What did you do to create inclusive practice and how did you do it?
In 2021, York St John University (YSJU) and Mind the Gap (MTG) collaborated to validate a Certiﬁcate in Higher Education (Cert HE) in the Performing Arts for learning disabled and autistic adults. One of the challenges we faced in this process was around assessment. We needed to be able to demonstrate that assessment processes were rigorous and benchmarked against national standards and, at the same time, to produce a process that was accessible to students and avoided a deficit model of education. For these reasons, it was important for us to work with current and previous students at the MTG Academy to explore how they perceived assessment and feedback, and to engage them in the co-design of a new inclusive practice. We therefore held focus groups with three current MTG Academy students as well as three learning disabled artists who had completed previous training programmes at MTG. The result was an approach to feedback that avoided cliff-edge assessments and instead focused on the development of a ‘living portfolio’ of work, and that utilised a bespoke assessment matrix and 3-point grading criteria (improving, achieving, excelling), all of which was based upon language used by the students within the focus group.
Why did you implement your example of inclusive practice?

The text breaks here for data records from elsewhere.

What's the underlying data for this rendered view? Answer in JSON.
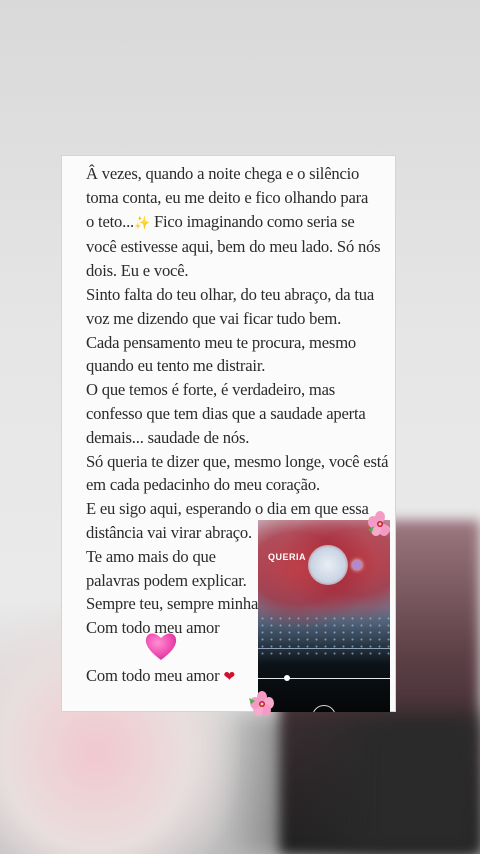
{
  "note": {
    "lines": [
      "Â vezes, quando a noite chega e o silêncio",
      "toma conta, eu me deito e fico olhando para",
      "o teto...",
      "Fico imaginando como seria se",
      "você estivesse aqui, bem do meu lado. Só nós",
      "dois. Eu e você.",
      "Sinto falta do teu olhar, do teu abraço, da tua",
      "voz me dizendo que vai ficar tudo bem.",
      "Cada pensamento meu te procura, mesmo",
      "quando eu tento me distrair.",
      "O que temos é forte, é verdadeiro, mas",
      "confesso que tem dias que a saudade aperta",
      "demais... saudade de nós.",
      "Só queria te dizer que, mesmo longe, você está",
      "em cada pedacinho do meu coração.",
      "E eu sigo aqui, esperando o dia em que essa",
      "distância vai virar abraço.",
      "Te amo mais do que",
      "palavras podem explicar.",
      "Sempre teu, sempre minha.",
      "Com todo meu amor",
      "Com todo meu amor"
    ],
    "sparkle_icon": "sparkles-icon",
    "heart_icon": "red-heart-icon"
  },
  "video": {
    "title": "QUERIA"
  },
  "colors": {
    "text": "#2b2b2b",
    "heart_red": "#d0102d",
    "pink_heart": "#f14fb3",
    "flower_pink": "#f49bc4"
  }
}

Founded in 1988, Mind the Gap is England’s largest learning disability performance and live art company. Since the 1990s, they have been aware of the absence within mainstream education of any existing in-depth performing arts training schemes that could accommodate the needs of learning-disabled students. MTG stepped into this gap, and over the past 20+ years have provided a variety of bespoke training opportunities designed to give learning disabled performing artists the skills to work professionally. Until now, however, none of these programmes have been validated as formal education qualifications.
York St John have worked collaboratively with MTG for several years, including on student placements, research and funded projects. Between 2019 and 2021, we worked together to first scope out and then validate what is the first Certificate in Higher Education in performing arts for learning disabled adults in the UK. Through this unique partnership, we have been able to challenge some of the presumptions about who education is for and who can access higher learning. We argue that, by establishing inclusive arts education, recognised at degree-level, we can begin the process of enabling greater future representation of learning-disabled actors and practitioners in the performing arts sector as a whole.

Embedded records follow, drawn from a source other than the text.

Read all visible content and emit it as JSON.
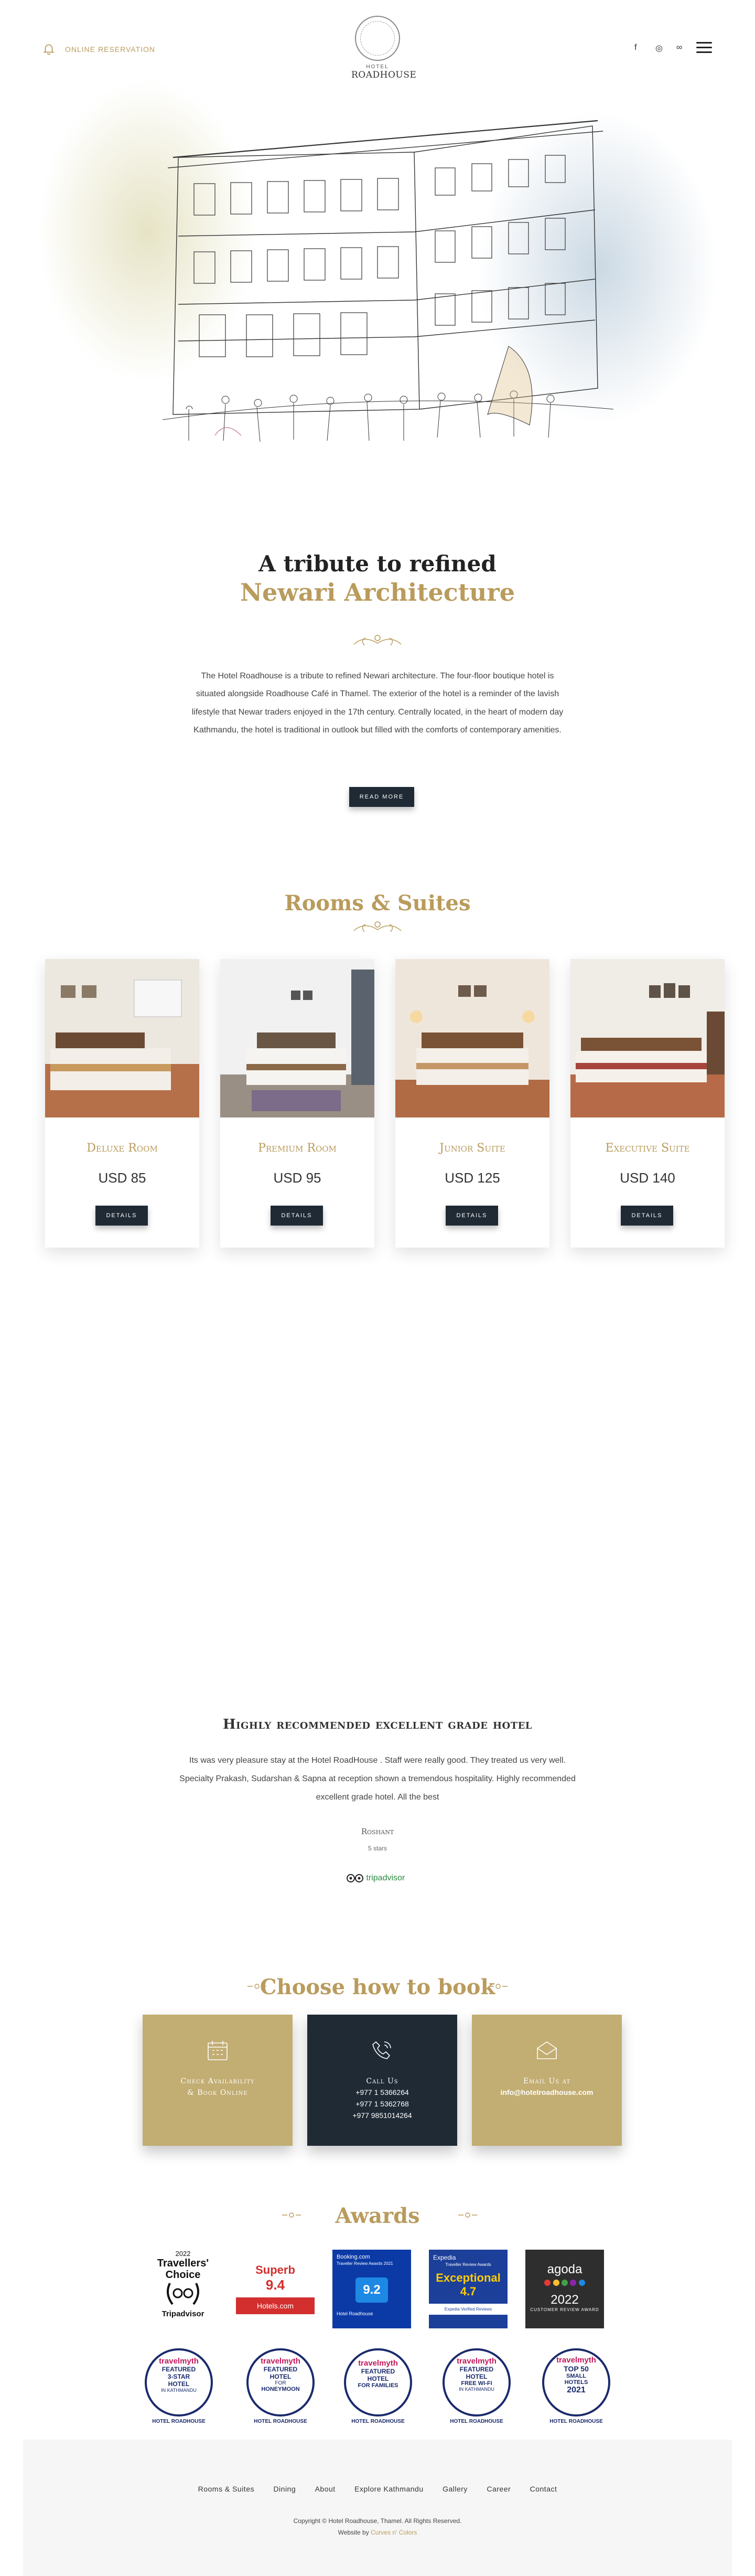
{
  "header": {
    "reservation_link": "ONLINE RESERVATION",
    "logo_small": "HOTEL",
    "logo_name": "ROADHOUSE",
    "social": [
      "f",
      "◎",
      "∞"
    ]
  },
  "tribute": {
    "title": "A tribute to refined",
    "subtitle": "Newari Architecture",
    "text": "The Hotel Roadhouse is a tribute to refined Newari architecture. The four-floor boutique hotel is situated alongside Roadhouse Café in Thamel. The exterior of the hotel is a reminder of the lavish lifestyle that Newar traders enjoyed in the 17th century. Centrally located, in the heart of modern day Kathmandu, the hotel is traditional in outlook but filled with the comforts of contemporary amenities.",
    "button": "READ MORE"
  },
  "rooms": {
    "title": "Rooms & Suites",
    "items": [
      {
        "name": "Deluxe Room",
        "price": "USD 85",
        "button": "DETAILS"
      },
      {
        "name": "Premium Room",
        "price": "USD 95",
        "button": "DETAILS"
      },
      {
        "name": "Junior Suite",
        "price": "USD 125",
        "button": "DETAILS"
      },
      {
        "name": "Executive Suite",
        "price": "USD 140",
        "button": "DETAILS"
      }
    ]
  },
  "review": {
    "title": "Highly recommended excellent grade hotel",
    "text": "Its was very pleasure stay at the Hotel RoadHouse . Staff were really good. They treated us very well. Specialty Prakash, Sudarshan & Sapna at reception shown a tremendous hospitality. Highly recommended excellent grade hotel. All the best",
    "author": "Roshant",
    "rating": "5 stars",
    "source": "tripadvisor"
  },
  "booking": {
    "title": "Choose how to book",
    "cards": [
      {
        "label_line1": "Check Availability",
        "label_line2": "& Book Online",
        "icon": "calendar-icon"
      },
      {
        "label_line1": "Call Us",
        "phones": [
          "+977 1 5366264",
          "+977 1 5362768",
          "+977 9851014264"
        ],
        "icon": "phone-icon"
      },
      {
        "label_line1": "Email Us at",
        "email": "info@hotelroadhouse.com",
        "icon": "envelope-icon"
      }
    ],
    "colors": {
      "gold": "#c2ad72",
      "dark": "#1f2a35"
    }
  },
  "awards": {
    "title": "Awards",
    "row1": [
      {
        "line1": "2022",
        "line2": "Travellers'",
        "line3": "Choice",
        "line4": "Tripadvisor"
      },
      {
        "line1": "Superb",
        "line2": "9.4",
        "line3": "Hotels.com"
      },
      {
        "line1": "Booking.com",
        "line2": "Traveller Review Awards 2021",
        "line3": "9.2",
        "line4": "Hotel Roadhouse"
      },
      {
        "line1": "Expedia",
        "line2": "Traveller Review Awards",
        "line3": "Exceptional",
        "line4": "4.7",
        "line5": "Expedia Verified Reviews"
      },
      {
        "line1": "agoda",
        "line2": "2022",
        "line3": "CUSTOMER REVIEW AWARD"
      }
    ],
    "row2": [
      {
        "brand": "travelmyth",
        "line1": "FEATURED",
        "line2": "3-STAR",
        "line3": "HOTEL",
        "line4": "IN KATHMANDU",
        "name": "HOTEL ROADHOUSE"
      },
      {
        "brand": "travelmyth",
        "line1": "FEATURED",
        "line2": "HOTEL",
        "line3": "FOR",
        "line4": "HONEYMOON",
        "name": "HOTEL ROADHOUSE"
      },
      {
        "brand": "travelmyth",
        "line1": "FEATURED",
        "line2": "HOTEL",
        "line3": "FOR FAMILIES",
        "line4": "",
        "name": "HOTEL ROADHOUSE"
      },
      {
        "brand": "travelmyth",
        "line1": "FEATURED",
        "line2": "HOTEL",
        "line3": "FREE WI-FI",
        "line4": "IN KATHMANDU",
        "name": "HOTEL ROADHOUSE"
      },
      {
        "brand": "travelmyth",
        "line1": "TOP 50",
        "line2": "SMALL",
        "line3": "HOTELS",
        "line4": "2021",
        "name": "HOTEL ROADHOUSE"
      }
    ]
  },
  "footer": {
    "nav": [
      "Rooms & Suites",
      "Dining",
      "About",
      "Explore Kathmandu",
      "Gallery",
      "Career",
      "Contact"
    ],
    "copyright": "Copyright © Hotel Roadhouse, Thamel. All Rights Reserved.",
    "website_by_prefix": "Website by",
    "website_by": "Curves n' Colors"
  }
}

What was the impact of your case study?
The primary impact of our project was the successful validation of the Cert HE, the first of its kind within the UK. With the first intake of students onto the 3-year part-time programme in 2021, it is still too soon to assess the impact on student outcomes and destinations. However, internally within York St John, the process has impacted upon University processes and procedures, successfully negotiating alternative models for assessment. We published an extended, co-authored reflection on this in Research in Drama Education, titled ‘Improving, achieving, excelling: developing inclusive assessment processes for a degree-level learning disability arts programme’ (Reason & Ward, 2021). Petronilla Whitfield references the validation process and approach to inclusive assessment in her book, ‘Inclusivity and Equality in Performance Training: Teaching and Learning for Neuro and Physical Diversity’ (Whitfield, 2021).
Reason, M and Ward, C (2021): Improving, achieving, excelling: developing inclusive assessment processes for a degree-level learning disability arts programme, Research in Drama Education: The Journal of Applied Theatre and Performance, DOI: 10.1080/13569783.2021.1997581
Whitfield, P. (2021). Inclusivity and Equality in Performance Training: Teaching and Learning for Neuro and Physical Diversity. Routledge: London
What were the lessons learned?
One factor that perpetuates academic ableism is the exclusion of disabled people from the processes of assessment design. In a 2006 report for the Higher Education Funding Council for England (Waterfield and West) emphasise the importance of assessment being a partnership between staff and students, flagging the requirement to involve disabled students in the development and implementation of assessment policies and practices. For this case study, our approach to assessment was developed in co-production between staff and students at Mind the Gap and, as a result, we have been able to witness high levels of satisfaction with and understanding of assessment and feedback processes.
Waterﬁeld, J., and B. West. 2006. Inclusive Assessment in Higher Education: A Resource for Change University of Plymouth: Plymouth.